> [Work required] The number needed is how many lines in these entries contain "icon"; give it alone.

> [Input for this task]
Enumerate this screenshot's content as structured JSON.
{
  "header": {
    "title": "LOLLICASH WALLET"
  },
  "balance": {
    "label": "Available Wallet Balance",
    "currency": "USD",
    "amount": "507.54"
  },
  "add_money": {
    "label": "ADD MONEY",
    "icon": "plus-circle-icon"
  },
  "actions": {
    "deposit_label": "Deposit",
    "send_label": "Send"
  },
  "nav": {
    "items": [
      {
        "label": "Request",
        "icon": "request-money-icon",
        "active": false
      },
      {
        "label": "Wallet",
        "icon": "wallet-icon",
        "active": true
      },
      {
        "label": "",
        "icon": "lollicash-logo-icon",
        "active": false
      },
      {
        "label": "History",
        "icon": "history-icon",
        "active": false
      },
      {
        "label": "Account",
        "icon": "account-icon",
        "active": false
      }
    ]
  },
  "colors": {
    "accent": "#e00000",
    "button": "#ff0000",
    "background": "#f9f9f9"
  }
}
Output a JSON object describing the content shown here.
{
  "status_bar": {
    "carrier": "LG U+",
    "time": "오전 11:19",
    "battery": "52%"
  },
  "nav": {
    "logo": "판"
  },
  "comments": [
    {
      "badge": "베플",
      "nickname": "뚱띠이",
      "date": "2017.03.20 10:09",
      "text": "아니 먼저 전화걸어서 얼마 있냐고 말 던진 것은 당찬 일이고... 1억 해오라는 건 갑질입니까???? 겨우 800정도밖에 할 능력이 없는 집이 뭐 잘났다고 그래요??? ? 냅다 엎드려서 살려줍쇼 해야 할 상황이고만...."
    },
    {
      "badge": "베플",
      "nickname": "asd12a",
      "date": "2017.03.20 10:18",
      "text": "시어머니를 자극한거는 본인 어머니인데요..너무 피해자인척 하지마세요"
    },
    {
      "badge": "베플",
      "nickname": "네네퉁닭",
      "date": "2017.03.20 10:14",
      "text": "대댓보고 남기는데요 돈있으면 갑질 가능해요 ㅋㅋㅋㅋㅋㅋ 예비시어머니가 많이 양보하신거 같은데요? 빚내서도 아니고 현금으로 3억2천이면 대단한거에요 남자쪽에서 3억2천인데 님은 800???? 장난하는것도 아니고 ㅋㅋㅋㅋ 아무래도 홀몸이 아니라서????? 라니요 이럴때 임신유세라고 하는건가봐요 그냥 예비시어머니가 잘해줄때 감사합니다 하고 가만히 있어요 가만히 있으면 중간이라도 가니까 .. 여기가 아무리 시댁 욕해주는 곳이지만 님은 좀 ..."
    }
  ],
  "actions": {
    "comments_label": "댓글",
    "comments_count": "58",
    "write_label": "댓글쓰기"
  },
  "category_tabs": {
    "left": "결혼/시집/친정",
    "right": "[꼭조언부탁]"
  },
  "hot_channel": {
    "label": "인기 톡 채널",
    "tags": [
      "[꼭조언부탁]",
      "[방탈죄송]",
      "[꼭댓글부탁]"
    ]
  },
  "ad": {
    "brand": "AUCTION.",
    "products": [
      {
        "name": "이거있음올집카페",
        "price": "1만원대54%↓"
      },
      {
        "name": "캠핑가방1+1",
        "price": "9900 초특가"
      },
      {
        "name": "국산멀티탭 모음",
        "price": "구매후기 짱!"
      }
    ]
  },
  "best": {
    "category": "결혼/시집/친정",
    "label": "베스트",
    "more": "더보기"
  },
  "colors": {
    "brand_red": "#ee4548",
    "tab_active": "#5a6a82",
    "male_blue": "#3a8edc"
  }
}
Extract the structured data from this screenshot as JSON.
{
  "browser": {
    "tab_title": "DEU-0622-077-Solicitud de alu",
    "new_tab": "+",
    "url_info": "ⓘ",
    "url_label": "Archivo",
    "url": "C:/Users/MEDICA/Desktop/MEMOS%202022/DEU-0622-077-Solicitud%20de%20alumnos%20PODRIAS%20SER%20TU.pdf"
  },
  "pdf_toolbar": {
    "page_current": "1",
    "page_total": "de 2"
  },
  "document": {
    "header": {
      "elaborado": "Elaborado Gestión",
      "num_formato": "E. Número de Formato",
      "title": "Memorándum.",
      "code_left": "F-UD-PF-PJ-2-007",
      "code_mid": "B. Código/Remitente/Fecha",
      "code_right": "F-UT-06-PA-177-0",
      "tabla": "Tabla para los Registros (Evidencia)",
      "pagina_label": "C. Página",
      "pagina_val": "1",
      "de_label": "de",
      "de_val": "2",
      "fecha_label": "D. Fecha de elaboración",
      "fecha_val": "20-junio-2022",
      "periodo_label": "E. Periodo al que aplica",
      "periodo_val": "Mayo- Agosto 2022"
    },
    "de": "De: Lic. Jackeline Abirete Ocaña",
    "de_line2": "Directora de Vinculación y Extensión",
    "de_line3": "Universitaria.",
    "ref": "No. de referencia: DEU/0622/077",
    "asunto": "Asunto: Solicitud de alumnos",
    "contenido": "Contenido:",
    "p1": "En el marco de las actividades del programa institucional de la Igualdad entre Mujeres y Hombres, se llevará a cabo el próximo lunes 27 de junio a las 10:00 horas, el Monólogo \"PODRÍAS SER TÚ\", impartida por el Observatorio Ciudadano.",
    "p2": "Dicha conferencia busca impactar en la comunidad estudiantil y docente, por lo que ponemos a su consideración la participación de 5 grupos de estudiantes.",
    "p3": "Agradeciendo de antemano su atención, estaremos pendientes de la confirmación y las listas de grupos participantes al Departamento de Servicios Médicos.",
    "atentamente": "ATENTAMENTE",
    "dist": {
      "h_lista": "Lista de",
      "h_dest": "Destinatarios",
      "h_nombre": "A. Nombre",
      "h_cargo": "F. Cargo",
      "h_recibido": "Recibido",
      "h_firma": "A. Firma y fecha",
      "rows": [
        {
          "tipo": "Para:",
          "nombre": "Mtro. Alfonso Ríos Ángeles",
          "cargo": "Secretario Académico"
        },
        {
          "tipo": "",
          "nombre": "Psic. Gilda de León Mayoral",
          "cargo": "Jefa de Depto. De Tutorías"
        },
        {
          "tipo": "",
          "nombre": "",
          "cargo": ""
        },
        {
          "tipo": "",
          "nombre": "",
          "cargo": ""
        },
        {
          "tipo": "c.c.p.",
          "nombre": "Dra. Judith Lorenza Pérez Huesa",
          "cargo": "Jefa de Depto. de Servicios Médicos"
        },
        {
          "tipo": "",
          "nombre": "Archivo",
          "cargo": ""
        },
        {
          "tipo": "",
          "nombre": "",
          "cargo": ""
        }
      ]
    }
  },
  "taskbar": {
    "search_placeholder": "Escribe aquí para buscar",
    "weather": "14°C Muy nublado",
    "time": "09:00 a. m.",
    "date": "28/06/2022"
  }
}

> [Solution to this task] 6